If you haven't read part one, you can - it's right here.

So first of all, I want to talk a bit about what exactly this 'bad' LDL cholesterol really is.
Cholesterol is actually really important in our bodies - it's an antioxidant; it protects cell membrane structure; preserves cell membrane function; it's the building block of most hormones; it protects neurons and reduces risk of depression, suicide and neurodegenerative disorders; protects heart and arteries; protects muscle cells and prevents chronic fatigue; protects liver cells and prevents liver injury.

photo credit
The  LDL (low-density lipoprotein) cholesterol is not really a different type of cholesterol from that in the HDL (high- density lipoprotein). The difference between LDL and HDL cholesterols is how many proteins are attached to the cholesterol molecule; HDL has more of proteins and LDL has less. The actual cholesterol in both is identical. So, in reality whether cholesterol is bound to more proteins or less of them depends on the metabolism of proteins which, in turn, depends on the metabolism of oxygen, free radicals, and acidity in the body.

And so we come to my plan of attack. Obviously, as I mentioned yesterday the plan is going to include more low level exercise and some light weight training, but I need to attack this a little more aggressively if I'm going to avoid taking statins. Which brings me to liposomal vitamin C.

I heard of using large doses of vitamin C to treat cancer (usually IV by the NHS, but the real success stories are people who take a liposomal version orally and really dose up). 

It turns out, the benefits of liposomal vitamin C include lowering LDL cholesterol; raising HDL cholesterol; improving blood flow and circulation; scrubbing plaque from veins and arteries and making blood cells less 'sticky' (clot forming). 

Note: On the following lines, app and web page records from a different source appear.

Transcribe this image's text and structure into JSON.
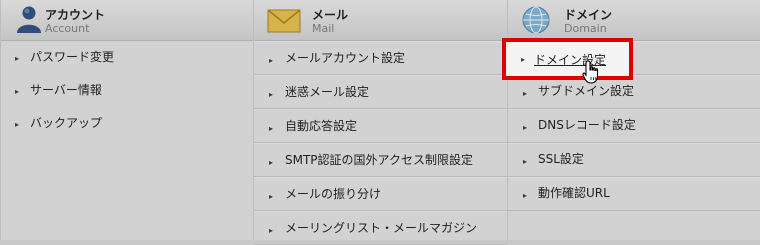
{
  "columns": [
    {
      "title": "アカウント",
      "subtitle": "Account",
      "icon": "user-icon",
      "items": [
        "パスワード変更",
        "サーバー情報",
        "バックアップ"
      ]
    },
    {
      "title": "メール",
      "subtitle": "Mail",
      "icon": "envelope-icon",
      "items": [
        "メールアカウント設定",
        "迷惑メール設定",
        "自動応答設定",
        "SMTP認証の国外アクセス制限設定",
        "メールの振り分け",
        "メーリングリスト・メールマガジン"
      ]
    },
    {
      "title": "ドメイン",
      "subtitle": "Domain",
      "icon": "globe-icon",
      "items": [
        "ドメイン設定",
        "サブドメイン設定",
        "DNSレコード設定",
        "SSL設定",
        "動作確認URL"
      ]
    }
  ],
  "highlight": {
    "label": "ドメイン設定",
    "color": "#e00000"
  },
  "colors": {
    "background": "#d2d2d2",
    "header": "#c4c4c4",
    "highlight_border": "#e00000"
  }
}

It all sounds good, and it's GAPS legal. 

I'm going to be a guinea pig and test this out for the next 3-6 months, and I'll let you know the results of my next scheduled blood tests. 

If you are interested in making your own liposomal vitamin C at home (it works out much cheaper than buying it) here's a video to show you how. 


Post a Comment

Powered by Blogger.